Our first tip comes from Mark Takano.
These days, Takano spends his days on Capitol Hill, a Democratic Congressman who represents Riverside, California. Before stepping into the political arena, Takano stepped out in front of a classroom. He was an English teacher.
Takano says he learned the hard way that it would take more than repetition to teach subject/verb agreement and other grammar basics. Despite weeks of drilling his students, the failure rate on exams was disappointing.
It was another teacher, Takano says, one with 20 years of experience, who suggested that he read aloud to his students. Takano read "To Kill A Mockingbird" to his 9th graders and "Pride and Prejudice" to his high school seniors. He says he delivered a pretty good Mrs. Bennet.
Reading aloud, he discovered, allowed kids to model the language, to hear its proper usage. It also helped students get past the slow start to even the best of literature. “Often the first two pages of a book are the hardest,” he says, “you have to get your students over that hump.”
Takano says he’d stop after chapter three to leave his students wanting more and encourage them to pick up the book to find out what happened next.
One other tip: he says he accidentally left the subtitles on when he was showing “Sense and Sensibility” in class. The class begged him to leave the subtitles on; those English accents made Austen sound like a foreign tongue. Just how engaged were those students? When they watched that final scene where Willoughby is alone on the hillside, left out of a happy ending of his own, one boy shouted at the screen, “That’s what you get, fool!”
Takano says he still enjoys his job as a congressman, but “these are wistful moments to think back on my days in the classroom.”

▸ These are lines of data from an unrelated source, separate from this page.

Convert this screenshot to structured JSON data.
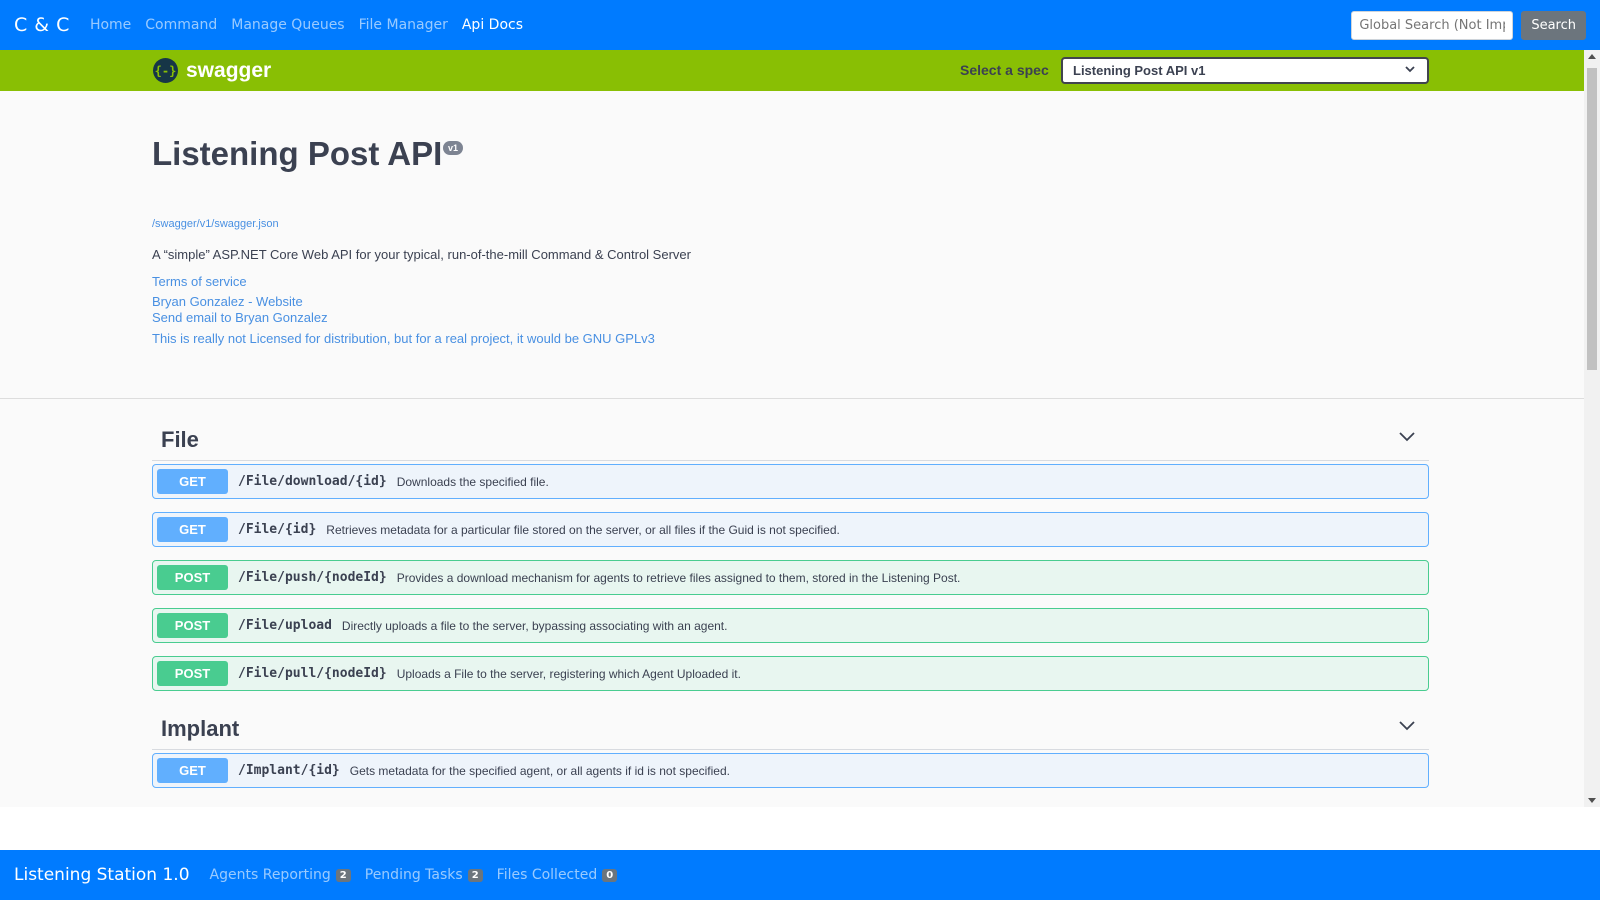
{
  "navbar": {
    "brand": "C & C",
    "links": [
      "Home",
      "Command",
      "Manage Queues",
      "File Manager",
      "Api Docs"
    ],
    "search_placeholder": "Global Search (Not Implemented)",
    "search_label": "Search"
  },
  "swagger": {
    "logo_text": "swagger",
    "logo_glyph": "{-}",
    "spec_label": "Select a spec",
    "spec_selected": "Listening Post API v1"
  },
  "info": {
    "title": "Listening Post API",
    "version": "v1",
    "url": "/swagger/v1/swagger.json",
    "description": "A “simple” ASP.NET Core Web API for your typical, run-of-the-mill Command & Control Server",
    "terms": "Terms of service",
    "contact_website": "Bryan Gonzalez - Website",
    "contact_email": "Send email to Bryan Gonzalez",
    "license": "This is really not Licensed for distribution, but for a real project, it would be GNU GPLv3"
  },
  "tags": [
    {
      "name": "File",
      "operations": [
        {
          "method": "GET",
          "path": "/File/download/{id}",
          "summary": "Downloads the specified file."
        },
        {
          "method": "GET",
          "path": "/File/{id}",
          "summary": "Retrieves metadata for a particular file stored on the server, or all files if the Guid is not specified."
        },
        {
          "method": "POST",
          "path": "/File/push/{nodeId}",
          "summary": "Provides a download mechanism for agents to retrieve files assigned to them, stored in the Listening Post."
        },
        {
          "method": "POST",
          "path": "/File/upload",
          "summary": "Directly uploads a file to the server, bypassing associating with an agent."
        },
        {
          "method": "POST",
          "path": "/File/pull/{nodeId}",
          "summary": "Uploads a File to the server, registering which Agent Uploaded it."
        }
      ]
    },
    {
      "name": "Implant",
      "operations": [
        {
          "method": "GET",
          "path": "/Implant/{id}",
          "summary": "Gets metadata for the specified agent, or all agents if id is not specified."
        }
      ]
    }
  ],
  "footer": {
    "brand": "Listening Station 1.0",
    "items": [
      {
        "label": "Agents Reporting",
        "count": "2"
      },
      {
        "label": "Pending Tasks",
        "count": "2"
      },
      {
        "label": "Files Collected",
        "count": "0"
      }
    ]
  }
}
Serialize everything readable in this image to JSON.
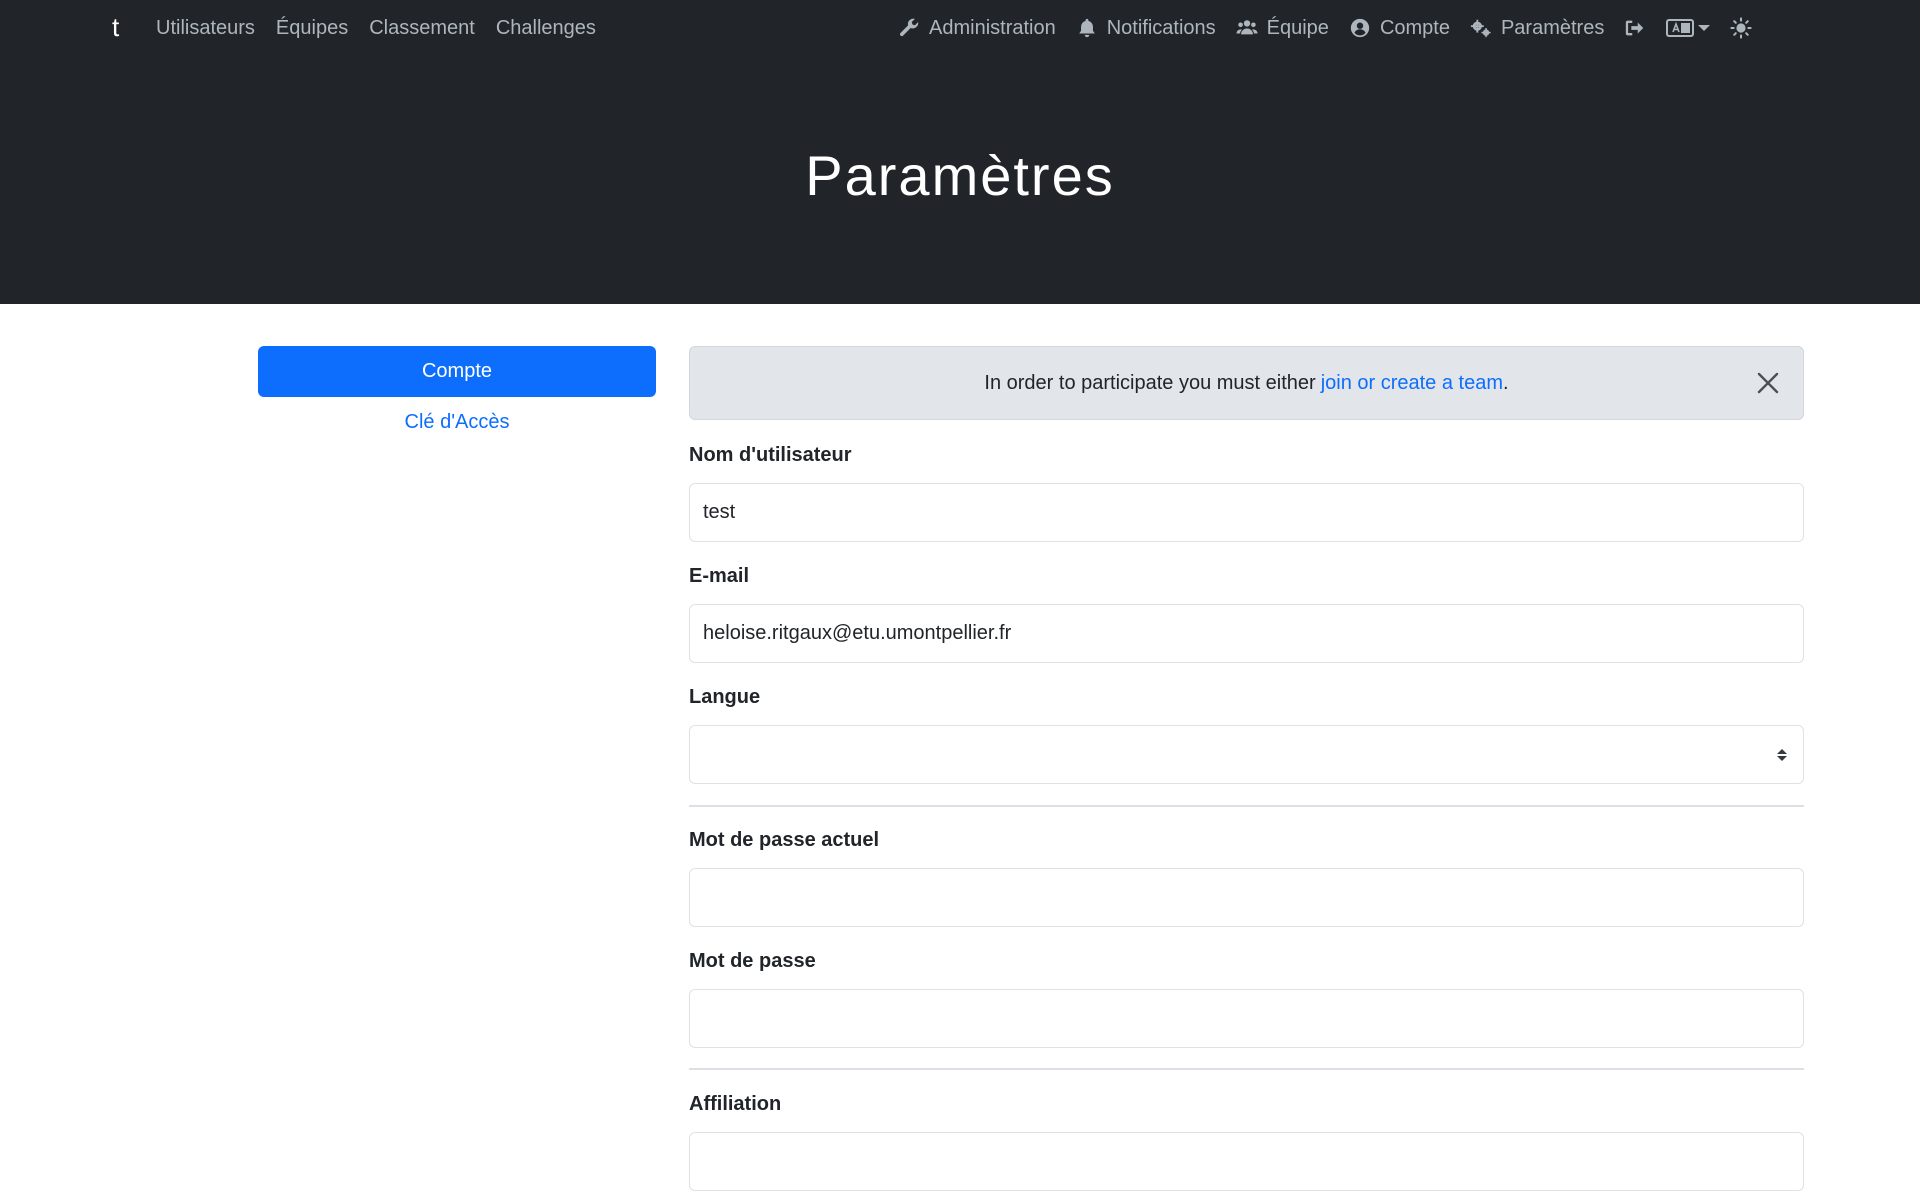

We persuaded Congressman Takano to read to us. He was our celebrity reader for Episode 7: "Flying the Dragon."
Got a tip of your own? Email us at email@example.com.